Comcast and Charter have named their streaming joint venture Xumo consolidating a bunch of streaming assets the companies have acquired into one core strategy. Xumo is the aggregation of the Comcast’s free ad-supported platform FAST, 4K streaming device Flex and streaming platform Peacock. Xumo operates similar to Roku and Apple TV with Comcast and Charter offering both the hardware and software to the end consumer in order to create an ecosystem inclusive of streaming devices, content, and advertising. Xumo is expected to launch in 2023 via Walmart, Costco, and Charter retail channels with additional distribution planned. Xumo seems to be a last-ditch attempt for Comcast and Charter to protect their TV business which has been bleeding customers to streaming platforms such as Netflix. With Xumo, Comcast and Charter can redeploy their streaming assets in a way that could help prevent customers from turning to other video gateways such as Apple TV or Amazon Fire TV. Xumo will mirror the offerings of the Amazon Fire TV with Xumo’s FAST service offering hundreds of linear channels for free and Peacock offering original content and ad free entertainment. Xumo is an obvious copycat of these other streaming devices and is more of a defensive play to stop subscriber churn rather than a true streaming challenger. Peacock has had little traction in becoming a top name in streaming and Comcast FAST service is not very different to the dozens of free ad-supported streaming services you can download.
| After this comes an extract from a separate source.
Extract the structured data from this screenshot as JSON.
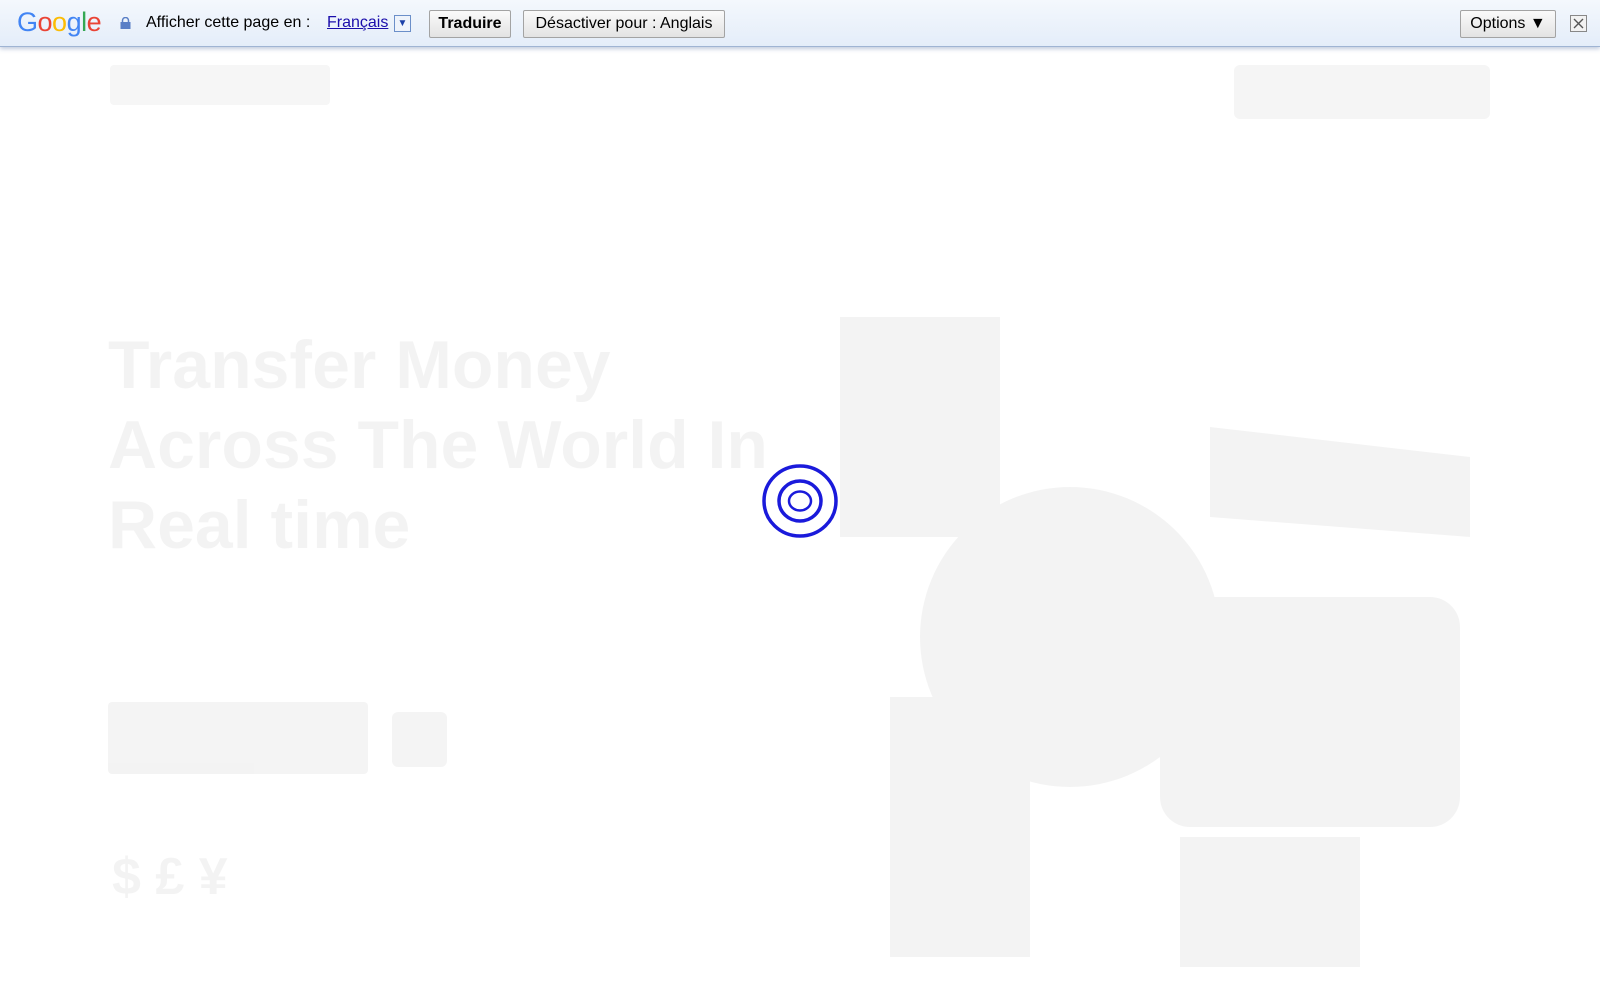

With streaming becoming more competitive every year it is unlikely that Xumo can make any significant impact with its subpar lineup of streaming options.
Investor sentiment around Carvana continues to deteriorate with shares being cut in half in two trading sessions after disappointing quarterly earnings. Carvana now boasts a market capitalization of just $1.3 billion versus the $60 billion valuation the company was trading at last year. Carvana was a stock market darling last year as COVID boosted the demand and prices for used cars and investors sought companies that would be lock down resistant. The environment has changed drastically with used car prices declining and rising interest rates weakening consumer demand for used vehicles. The Manheim Used Vehicle Index dropped in October for a fifth straight month down over 10%, the biggest decline in the 28-year history of the index. Wall Street has been the toughest critic of Carvana with Morgan Stanley stating the company could be worth as little as $1 per share as declining used car prices and rising interest rates add material risk to the company’s outlook. This is a far different stance than last year when sell-side analysts had buy ratings on the stock despite the company trading on inflated operating numbers due to COVID. With investors shunning the once high-flying stock it will be up to Carvana’s management to bolster its balance sheet to survive until used car prices and interest rates normalize.